RECORDS SUPPLIED Block Start

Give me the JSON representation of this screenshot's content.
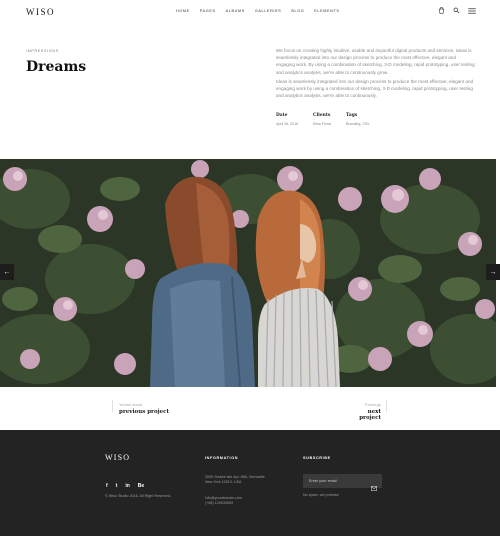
{
  "header": {
    "logo": "WISO",
    "nav": [
      "HOME",
      "PAGES",
      "ALBUMS",
      "GALLERIES",
      "BLOG",
      "ELEMENTS"
    ],
    "icons": [
      "cart-icon",
      "search-icon",
      "menu-icon"
    ]
  },
  "intro": {
    "eyebrow": "IMPRESSIONS",
    "title": "Dreams",
    "paragraph_1": "We focus on creating highly intuitive, usable and impactful digital products and services. Ideas is seamlessly integrated into our design process to produce the most effective, elegant and engaging work. By using a combination of sketching, 3-D modeling, rapid prototyping, user testing and analytics analysis, we're able to continuously grow.",
    "paragraph_2": "Ideas is seamlessly integrated into our design process to produce the most effective, elegant and engaging work by using a combination of sketching, 3-D modeling, rapid prototyping, user testing and analytics analysis, we're able to continuously.",
    "meta": [
      {
        "label": "Date",
        "value": "April 26, 2016"
      },
      {
        "label": "Clients",
        "value": "Mina Fiona"
      },
      {
        "label": "Tags",
        "value": "Branding, CRL"
      }
    ]
  },
  "slider": {
    "prev_arrow": "←",
    "next_arrow": "→"
  },
  "project_nav": {
    "prev_small": "Yellow mood",
    "prev_label": "previous project",
    "next_small": "Feelings",
    "next_label": "next project"
  },
  "footer": {
    "logo": "WISO",
    "socials": [
      "f",
      "t",
      "in",
      "Be"
    ],
    "copyright": "© Wiso Studio 2016. All Right Reserved.",
    "info_heading": "INFORMATION",
    "address_1": "2000 Stokes Isle Apt. 896, Vernaville",
    "address_2": "New York 10010, USA",
    "email": "info@yourdomain.com",
    "phone": "(+68) 120034509",
    "subscribe_heading": "SUBSCRIBE",
    "email_placeholder": "Enter your email",
    "spam_note": "No spam, we promise"
  },
  "colors": {
    "footer_bg": "#232323",
    "accent_dark": "#111111",
    "muted_text": "#8a8a8a"
  }
}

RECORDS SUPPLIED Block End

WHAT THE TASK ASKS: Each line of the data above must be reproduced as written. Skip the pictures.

RESPONSE BOX:
Give me the JSON representation of this screenshot's content.
{
  "header": {
    "logo": "WISO",
    "nav": [
      "HOME",
      "PAGES",
      "ALBUMS",
      "GALLERIES",
      "BLOG",
      "ELEMENTS"
    ],
    "icons": [
      "cart-icon",
      "search-icon",
      "menu-icon"
    ]
  },
  "intro": {
    "eyebrow": "IMPRESSIONS",
    "title": "Dreams",
    "paragraph_1": "We focus on creating highly intuitive, usable and impactful digital products and services. Ideas is seamlessly integrated into our design process to produce the most effective, elegant and engaging work. By using a combination of sketching, 3-D modeling, rapid prototyping, user testing and analytics analysis, we're able to continuously grow.",
    "paragraph_2": "Ideas is seamlessly integrated into our design process to produce the most effective, elegant and engaging work by using a combination of sketching, 3-D modeling, rapid prototyping, user testing and analytics analysis, we're able to continuously.",
    "meta": [
      {
        "label": "Date",
        "value": "April 26, 2016"
      },
      {
        "label": "Clients",
        "value": "Mina Fiona"
      },
      {
        "label": "Tags",
        "value": "Branding, CRL"
      }
    ]
  },
  "slider": {
    "prev_arrow": "←",
    "next_arrow": "→"
  },
  "project_nav": {
    "prev_small": "Yellow mood",
    "prev_label": "previous project",
    "next_small": "Feelings",
    "next_label": "next project"
  },
  "footer": {
    "logo": "WISO",
    "socials": [
      "f",
      "t",
      "in",
      "Be"
    ],
    "copyright": "© Wiso Studio 2016. All Right Reserved.",
    "info_heading": "INFORMATION",
    "address_1": "2000 Stokes Isle Apt. 896, Vernaville",
    "address_2": "New York 10010, USA",
    "email": "info@yourdomain.com",
    "phone": "(+68) 120034509",
    "subscribe_heading": "SUBSCRIBE",
    "email_placeholder": "Enter your email",
    "spam_note": "No spam, we promise"
  },
  "colors": {
    "footer_bg": "#232323",
    "accent_dark": "#111111",
    "muted_text": "#8a8a8a"
  }
}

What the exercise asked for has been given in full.